Two and a half years ago, when this study began, it was an enormous undertaking. Roughly 17,000 DNA samples, isolated from blood samples of populations of patients stratified into “control” and “case” groups, had to be analyzed. In terms of experimental design, the WTCCC study was performed using 2,000 cases and 3,000 controls. Parkes used the Affymetrix 500K platform to perform the genotyping, whereas the North Americans and Europeans used the Illumina 300K chip. “And while that looks fairly tractable by today’s standard, do bear in mind that this was being set up 2.5 years ago, at a time when the technology was much less certain, a lot of it had not been tested at that point,” says Parkes. “There was a lot of debate about the design of the chips in terms of the coverage of the genome. Obviously, there are advantages of the Illumina chip in terms of its design with HapMap SNPs and its deliberate design with a tagging strategy compared to the Affymetrix 500 chip, which did not follow that design. For some reason, we were able to get around that design by the shear size of the experiment we were doing with the WTCCC.”
Parkes is now conducting a meta-analysis of the Wellcome Trust data alongside the European and North American data. For this study, the number of cases and controls increased to 3200 and 4800, respectively. The meta-analysis has eliminated another 20 new Crohn’s disease susceptibility genes. Some of the major new Crohn’s-associated genes that have come out over the last year to 18 months are the IL-23R, IL-12B, IL-23, IL-12, and some autophagy genes (ATG-16L1 and IRGM). “I think [the autophagy] genes are intriguing in the sense that there are two separate genes within the same pathway, previously unsuspected as playing a role in Crohn’s disease pathogenesis,” says Parkes.
As a result of the all of the WTCCC study and the subsequent meta-analysis, “there are now over 30 Crohn’s disease susceptibility disease genes and genetic loci with confirmed association with Crohn’s disease at unequivocal levels of statistical significance,” says Parkes. This study represents a great degree of progress for Crohn’s disease because there were only two known Crohn’s susceptibility genes 18 months ago.
“The genome-wide association approach has been a revolution since 2006,” says Struan Grant, PhD, associate director of the Center for Applied Genomics, Children’s Hospital of Philadelphia. Like Parkes, Grant is also involved in an inflammatory bowel disease study using Illumina SNP arrays to identify SNPs associated with these diseases.
“Before these chips came onto the market in mid-2006, you could either carry out candidate gene studies where you just took a set of your favorite genes and you studied them intensely, or you could do family/linkage studies,” says Grant. However, linkage data has been confusing and has only contributed to a minor degree to Crohn’s research. “It’s really only in the last 18 months that real genetic underpinnings of complex disease have been found, including major breakthroughs in inflammatory bowel disease.”
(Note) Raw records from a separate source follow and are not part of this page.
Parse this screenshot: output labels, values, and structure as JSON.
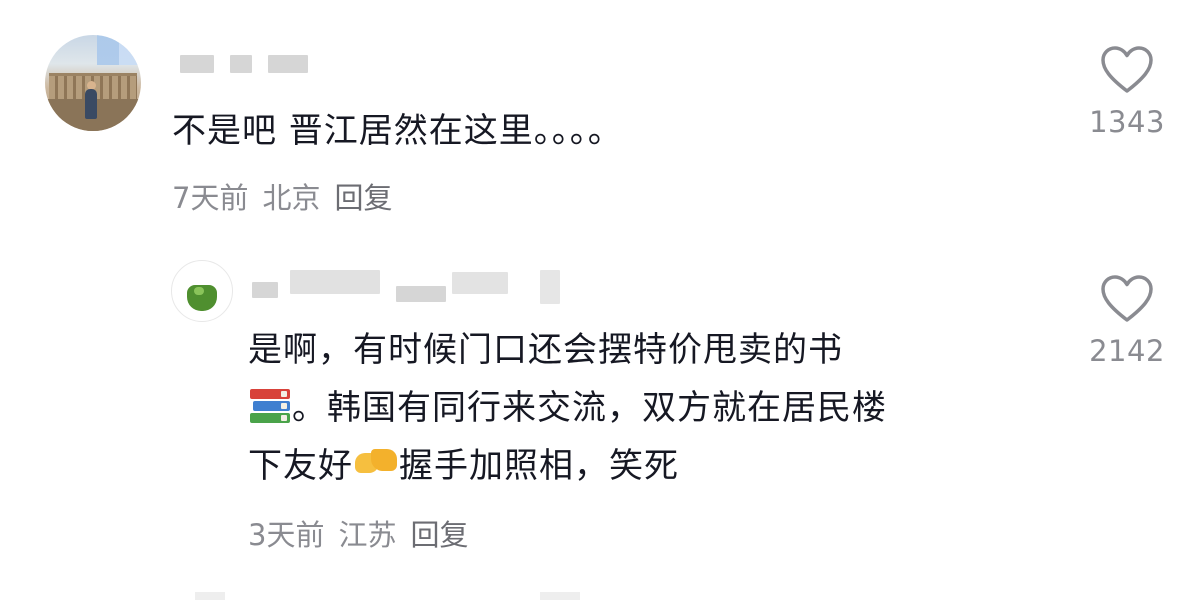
{
  "colors": {
    "text_primary": "#161823",
    "text_secondary": "#8a8b91",
    "heart_outline": "#8a8b91"
  },
  "comments": [
    {
      "text": "不是吧 晋江居然在这里。。。。",
      "time": "7天前",
      "location": "北京",
      "reply_label": "回复",
      "likes": "1343",
      "like_icon": "heart-outline-icon",
      "username_redacted": true
    },
    {
      "text_line1": "是啊，有时候门口还会摆特价甩卖的书",
      "text_line2": "。韩国有同行来交流，双方就在居民楼",
      "text_line3_a": "下友好",
      "text_line3_b": "握手加照相，笑死",
      "emoji_books": "books-emoji",
      "emoji_handshake": "handshake-emoji",
      "time": "3天前",
      "location": "江苏",
      "reply_label": "回复",
      "likes": "2142",
      "like_icon": "heart-outline-icon",
      "username_redacted": true
    }
  ]
}
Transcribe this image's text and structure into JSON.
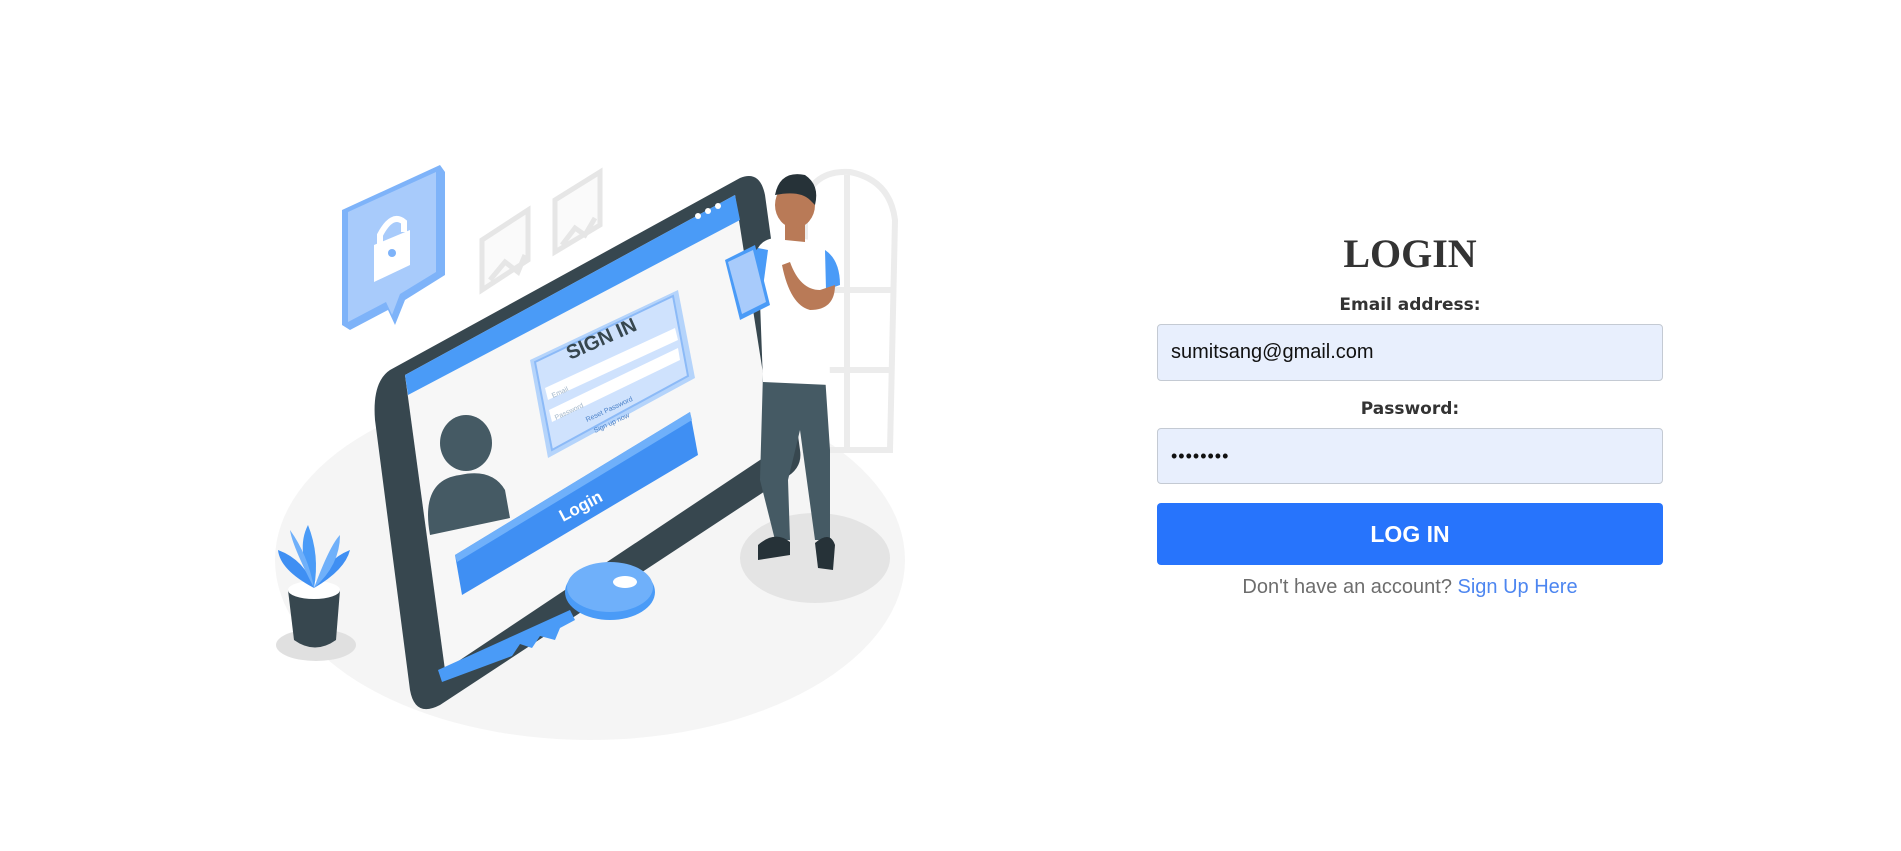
{
  "illustration": {
    "screen_title": "SIGN IN",
    "screen_email_placeholder": "Email",
    "screen_password_placeholder": "Password",
    "screen_reset_link": "Reset Password",
    "screen_signup_link": "Sign up now",
    "screen_login_button": "Login",
    "colors": {
      "accent": "#4a9bf7",
      "accent_light": "#a9cdfa",
      "dark": "#37474f"
    }
  },
  "form": {
    "title": "LOGIN",
    "email_label": "Email address:",
    "email_value": "sumitsang@gmail.com",
    "password_label": "Password:",
    "password_value": "password",
    "login_button_label": "LOG IN",
    "signup_prompt": "Don't have an account?",
    "signup_link_label": "Sign Up Here"
  },
  "colors": {
    "button": "#2774fc",
    "input_bg": "#e8effd",
    "link": "#4d86f0",
    "title": "#333333"
  }
}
This article was published in Drug Discovery & Development magazine: Vol. 11, No. 3, March, 2008, pp. 44-45.
Filed Under: Genomics/Proteomics